━━ Records for this task ━━

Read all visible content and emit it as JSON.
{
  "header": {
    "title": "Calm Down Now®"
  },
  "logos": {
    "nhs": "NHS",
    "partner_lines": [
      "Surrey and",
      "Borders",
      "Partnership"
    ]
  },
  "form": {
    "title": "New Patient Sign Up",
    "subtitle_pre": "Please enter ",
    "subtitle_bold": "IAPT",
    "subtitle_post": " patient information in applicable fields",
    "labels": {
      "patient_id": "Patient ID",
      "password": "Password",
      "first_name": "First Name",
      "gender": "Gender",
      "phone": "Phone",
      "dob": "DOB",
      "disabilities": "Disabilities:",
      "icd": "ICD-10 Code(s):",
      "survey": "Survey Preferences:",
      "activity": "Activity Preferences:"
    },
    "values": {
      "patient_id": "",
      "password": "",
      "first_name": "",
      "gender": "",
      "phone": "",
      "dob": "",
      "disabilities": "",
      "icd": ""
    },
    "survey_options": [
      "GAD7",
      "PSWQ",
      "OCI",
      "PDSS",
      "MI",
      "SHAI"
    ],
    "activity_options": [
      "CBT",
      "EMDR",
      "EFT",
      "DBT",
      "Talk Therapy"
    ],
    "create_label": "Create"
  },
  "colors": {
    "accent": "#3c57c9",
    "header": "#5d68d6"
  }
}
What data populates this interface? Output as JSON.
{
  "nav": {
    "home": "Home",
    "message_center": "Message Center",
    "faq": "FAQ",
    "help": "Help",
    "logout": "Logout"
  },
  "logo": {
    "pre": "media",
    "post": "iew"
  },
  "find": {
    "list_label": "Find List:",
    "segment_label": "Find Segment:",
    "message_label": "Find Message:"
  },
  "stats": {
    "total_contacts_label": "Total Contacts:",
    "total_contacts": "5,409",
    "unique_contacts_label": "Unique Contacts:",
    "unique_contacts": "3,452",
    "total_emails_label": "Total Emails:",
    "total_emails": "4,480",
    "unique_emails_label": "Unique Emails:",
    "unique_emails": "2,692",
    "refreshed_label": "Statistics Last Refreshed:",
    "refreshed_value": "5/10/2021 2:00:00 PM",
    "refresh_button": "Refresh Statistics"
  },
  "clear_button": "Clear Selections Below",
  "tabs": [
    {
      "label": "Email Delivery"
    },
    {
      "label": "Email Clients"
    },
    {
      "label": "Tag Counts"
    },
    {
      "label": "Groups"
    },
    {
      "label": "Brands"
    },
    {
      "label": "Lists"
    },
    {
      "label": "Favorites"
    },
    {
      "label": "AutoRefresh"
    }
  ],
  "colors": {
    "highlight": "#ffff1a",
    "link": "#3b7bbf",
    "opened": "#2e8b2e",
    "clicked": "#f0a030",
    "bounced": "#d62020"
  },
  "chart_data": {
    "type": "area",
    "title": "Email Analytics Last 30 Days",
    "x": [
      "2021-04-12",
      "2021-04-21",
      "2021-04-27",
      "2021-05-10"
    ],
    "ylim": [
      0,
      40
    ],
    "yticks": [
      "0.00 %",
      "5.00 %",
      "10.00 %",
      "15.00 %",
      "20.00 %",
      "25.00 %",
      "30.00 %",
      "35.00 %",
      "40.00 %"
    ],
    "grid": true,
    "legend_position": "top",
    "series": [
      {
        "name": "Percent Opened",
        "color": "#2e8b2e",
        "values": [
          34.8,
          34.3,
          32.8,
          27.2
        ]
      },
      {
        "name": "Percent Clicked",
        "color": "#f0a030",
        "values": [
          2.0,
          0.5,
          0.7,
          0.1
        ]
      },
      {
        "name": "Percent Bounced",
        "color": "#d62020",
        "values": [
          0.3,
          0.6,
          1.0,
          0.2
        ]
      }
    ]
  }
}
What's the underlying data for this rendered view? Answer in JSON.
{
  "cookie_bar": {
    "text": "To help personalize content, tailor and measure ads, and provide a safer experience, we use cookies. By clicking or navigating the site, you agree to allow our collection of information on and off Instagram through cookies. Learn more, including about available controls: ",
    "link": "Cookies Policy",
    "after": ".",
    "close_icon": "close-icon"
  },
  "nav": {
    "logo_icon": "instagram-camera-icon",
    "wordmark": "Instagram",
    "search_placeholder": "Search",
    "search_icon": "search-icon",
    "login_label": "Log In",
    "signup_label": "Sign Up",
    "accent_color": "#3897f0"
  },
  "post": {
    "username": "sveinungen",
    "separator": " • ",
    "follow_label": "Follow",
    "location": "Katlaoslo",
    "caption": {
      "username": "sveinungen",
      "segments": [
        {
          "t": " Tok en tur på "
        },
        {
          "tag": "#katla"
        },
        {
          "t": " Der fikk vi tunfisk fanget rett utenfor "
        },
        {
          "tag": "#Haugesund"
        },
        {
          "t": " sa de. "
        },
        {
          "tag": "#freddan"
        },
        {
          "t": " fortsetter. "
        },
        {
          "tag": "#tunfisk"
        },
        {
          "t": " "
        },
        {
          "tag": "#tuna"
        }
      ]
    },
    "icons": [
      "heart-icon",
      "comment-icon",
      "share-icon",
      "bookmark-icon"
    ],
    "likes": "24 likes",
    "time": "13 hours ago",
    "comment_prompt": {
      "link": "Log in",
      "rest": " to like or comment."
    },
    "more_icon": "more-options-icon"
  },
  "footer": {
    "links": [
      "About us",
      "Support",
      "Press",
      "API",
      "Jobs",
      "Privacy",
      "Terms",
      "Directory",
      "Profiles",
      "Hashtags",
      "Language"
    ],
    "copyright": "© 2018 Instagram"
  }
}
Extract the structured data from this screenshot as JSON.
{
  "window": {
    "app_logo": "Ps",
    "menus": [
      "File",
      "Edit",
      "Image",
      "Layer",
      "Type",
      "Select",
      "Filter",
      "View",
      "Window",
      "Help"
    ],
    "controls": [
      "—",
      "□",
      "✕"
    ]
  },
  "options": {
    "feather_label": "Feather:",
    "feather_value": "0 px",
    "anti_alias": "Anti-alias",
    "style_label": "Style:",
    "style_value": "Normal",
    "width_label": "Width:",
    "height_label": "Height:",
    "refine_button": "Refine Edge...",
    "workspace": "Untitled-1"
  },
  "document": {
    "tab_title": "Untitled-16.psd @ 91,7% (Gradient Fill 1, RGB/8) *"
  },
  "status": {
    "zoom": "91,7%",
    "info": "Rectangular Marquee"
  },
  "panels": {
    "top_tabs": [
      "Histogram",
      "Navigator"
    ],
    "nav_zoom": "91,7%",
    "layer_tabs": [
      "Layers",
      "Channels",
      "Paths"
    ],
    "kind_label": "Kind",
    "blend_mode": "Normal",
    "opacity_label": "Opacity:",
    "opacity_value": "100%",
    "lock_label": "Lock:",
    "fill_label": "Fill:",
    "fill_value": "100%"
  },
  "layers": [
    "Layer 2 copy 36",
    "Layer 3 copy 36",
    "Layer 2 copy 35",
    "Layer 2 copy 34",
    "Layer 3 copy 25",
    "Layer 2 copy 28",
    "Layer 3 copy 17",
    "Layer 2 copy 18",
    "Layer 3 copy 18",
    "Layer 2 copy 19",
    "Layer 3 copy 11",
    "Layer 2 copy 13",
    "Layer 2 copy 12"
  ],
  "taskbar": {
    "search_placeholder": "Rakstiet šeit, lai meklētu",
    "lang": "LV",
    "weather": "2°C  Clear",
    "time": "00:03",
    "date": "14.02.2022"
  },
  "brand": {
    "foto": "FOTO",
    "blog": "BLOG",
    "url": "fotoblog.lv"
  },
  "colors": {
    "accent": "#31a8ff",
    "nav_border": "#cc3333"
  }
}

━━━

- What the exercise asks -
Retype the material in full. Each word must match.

- Expected answer -
Read all visible content and emit it as JSON.
{
  "header": {
    "title": "Calm Down Now®"
  },
  "logos": {
    "nhs": "NHS",
    "partner_lines": [
      "Surrey and",
      "Borders",
      "Partnership"
    ]
  },
  "form": {
    "title": "New Patient Sign Up",
    "subtitle_pre": "Please enter ",
    "subtitle_bold": "IAPT",
    "subtitle_post": " patient information in applicable fields",
    "labels": {
      "patient_id": "Patient ID",
      "password": "Password",
      "first_name": "First Name",
      "gender": "Gender",
      "phone": "Phone",
      "dob": "DOB",
      "disabilities": "Disabilities:",
      "icd": "ICD-10 Code(s):",
      "survey": "Survey Preferences:",
      "activity": "Activity Preferences:"
    },
    "values": {
      "patient_id": "",
      "password": "",
      "first_name": "",
      "gender": "",
      "phone": "",
      "dob": "",
      "disabilities": "",
      "icd": ""
    },
    "survey_options": [
      "GAD7",
      "PSWQ",
      "OCI",
      "PDSS",
      "MI",
      "SHAI"
    ],
    "activity_options": [
      "CBT",
      "EMDR",
      "EFT",
      "DBT",
      "Talk Therapy"
    ],
    "create_label": "Create"
  },
  "colors": {
    "accent": "#3c57c9",
    "header": "#5d68d6"
  }
}
What data populates this interface? Output as JSON.
{
  "nav": {
    "home": "Home",
    "message_center": "Message Center",
    "faq": "FAQ",
    "help": "Help",
    "logout": "Logout"
  },
  "logo": {
    "pre": "media",
    "post": "iew"
  },
  "find": {
    "list_label": "Find List:",
    "segment_label": "Find Segment:",
    "message_label": "Find Message:"
  },
  "stats": {
    "total_contacts_label": "Total Contacts:",
    "total_contacts": "5,409",
    "unique_contacts_label": "Unique Contacts:",
    "unique_contacts": "3,452",
    "total_emails_label": "Total Emails:",
    "total_emails": "4,480",
    "unique_emails_label": "Unique Emails:",
    "unique_emails": "2,692",
    "refreshed_label": "Statistics Last Refreshed:",
    "refreshed_value": "5/10/2021 2:00:00 PM",
    "refresh_button": "Refresh Statistics"
  },
  "clear_button": "Clear Selections Below",
  "tabs": [
    {
      "label": "Email Delivery"
    },
    {
      "label": "Email Clients"
    },
    {
      "label": "Tag Counts"
    },
    {
      "label": "Groups"
    },
    {
      "label": "Brands"
    },
    {
      "label": "Lists"
    },
    {
      "label": "Favorites"
    },
    {
      "label": "AutoRefresh"
    }
  ],
  "colors": {
    "highlight": "#ffff1a",
    "link": "#3b7bbf",
    "opened": "#2e8b2e",
    "clicked": "#f0a030",
    "bounced": "#d62020"
  },
  "chart_data": {
    "type": "area",
    "title": "Email Analytics Last 30 Days",
    "x": [
      "2021-04-12",
      "2021-04-21",
      "2021-04-27",
      "2021-05-10"
    ],
    "ylim": [
      0,
      40
    ],
    "yticks": [
      "0.00 %",
      "5.00 %",
      "10.00 %",
      "15.00 %",
      "20.00 %",
      "25.00 %",
      "30.00 %",
      "35.00 %",
      "40.00 %"
    ],
    "grid": true,
    "legend_position": "top",
    "series": [
      {
        "name": "Percent Opened",
        "color": "#2e8b2e",
        "values": [
          34.8,
          34.3,
          32.8,
          27.2
        ]
      },
      {
        "name": "Percent Clicked",
        "color": "#f0a030",
        "values": [
          2.0,
          0.5,
          0.7,
          0.1
        ]
      },
      {
        "name": "Percent Bounced",
        "color": "#d62020",
        "values": [
          0.3,
          0.6,
          1.0,
          0.2
        ]
      }
    ]
  }
}
What's the underlying data for this rendered view? Answer in JSON.
{
  "cookie_bar": {
    "text": "To help personalize content, tailor and measure ads, and provide a safer experience, we use cookies. By clicking or navigating the site, you agree to allow our collection of information on and off Instagram through cookies. Learn more, including about available controls: ",
    "link": "Cookies Policy",
    "after": ".",
    "close_icon": "close-icon"
  },
  "nav": {
    "logo_icon": "instagram-camera-icon",
    "wordmark": "Instagram",
    "search_placeholder": "Search",
    "search_icon": "search-icon",
    "login_label": "Log In",
    "signup_label": "Sign Up",
    "accent_color": "#3897f0"
  },
  "post": {
    "username": "sveinungen",
    "separator": " • ",
    "follow_label": "Follow",
    "location": "Katlaoslo",
    "caption": {
      "username": "sveinungen",
      "segments": [
        {
          "t": " Tok en tur på "
        },
        {
          "tag": "#katla"
        },
        {
          "t": " Der fikk vi tunfisk fanget rett utenfor "
        },
        {
          "tag": "#Haugesund"
        },
        {
          "t": " sa de. "
        },
        {
          "tag": "#freddan"
        },
        {
          "t": " fortsetter. "
        },
        {
          "tag": "#tunfisk"
        },
        {
          "t": " "
        },
        {
          "tag": "#tuna"
        }
      ]
    },
    "icons": [
      "heart-icon",
      "comment-icon",
      "share-icon",
      "bookmark-icon"
    ],
    "likes": "24 likes",
    "time": "13 hours ago",
    "comment_prompt": {
      "link": "Log in",
      "rest": " to like or comment."
    },
    "more_icon": "more-options-icon"
  },
  "footer": {
    "links": [
      "About us",
      "Support",
      "Press",
      "API",
      "Jobs",
      "Privacy",
      "Terms",
      "Directory",
      "Profiles",
      "Hashtags",
      "Language"
    ],
    "copyright": "© 2018 Instagram"
  }
}
Extract the structured data from this screenshot as JSON.
{
  "window": {
    "app_logo": "Ps",
    "menus": [
      "File",
      "Edit",
      "Image",
      "Layer",
      "Type",
      "Select",
      "Filter",
      "View",
      "Window",
      "Help"
    ],
    "controls": [
      "—",
      "□",
      "✕"
    ]
  },
  "options": {
    "feather_label": "Feather:",
    "feather_value": "0 px",
    "anti_alias": "Anti-alias",
    "style_label": "Style:",
    "style_value": "Normal",
    "width_label": "Width:",
    "height_label": "Height:",
    "refine_button": "Refine Edge...",
    "workspace": "Untitled-1"
  },
  "document": {
    "tab_title": "Untitled-16.psd @ 91,7% (Gradient Fill 1, RGB/8) *"
  },
  "status": {
    "zoom": "91,7%",
    "info": "Rectangular Marquee"
  },
  "panels": {
    "top_tabs": [
      "Histogram",
      "Navigator"
    ],
    "nav_zoom": "91,7%",
    "layer_tabs": [
      "Layers",
      "Channels",
      "Paths"
    ],
    "kind_label": "Kind",
    "blend_mode": "Normal",
    "opacity_label": "Opacity:",
    "opacity_value": "100%",
    "lock_label": "Lock:",
    "fill_label": "Fill:",
    "fill_value": "100%"
  },
  "layers": [
    "Layer 2 copy 36",
    "Layer 3 copy 36",
    "Layer 2 copy 35",
    "Layer 2 copy 34",
    "Layer 3 copy 25",
    "Layer 2 copy 28",
    "Layer 3 copy 17",
    "Layer 2 copy 18",
    "Layer 3 copy 18",
    "Layer 2 copy 19",
    "Layer 3 copy 11",
    "Layer 2 copy 13",
    "Layer 2 copy 12"
  ],
  "taskbar": {
    "search_placeholder": "Rakstiet šeit, lai meklētu",
    "lang": "LV",
    "weather": "2°C  Clear",
    "time": "00:03",
    "date": "14.02.2022"
  },
  "brand": {
    "foto": "FOTO",
    "blog": "BLOG",
    "url": "fotoblog.lv"
  },
  "colors": {
    "accent": "#31a8ff",
    "nav_border": "#cc3333"
  }
}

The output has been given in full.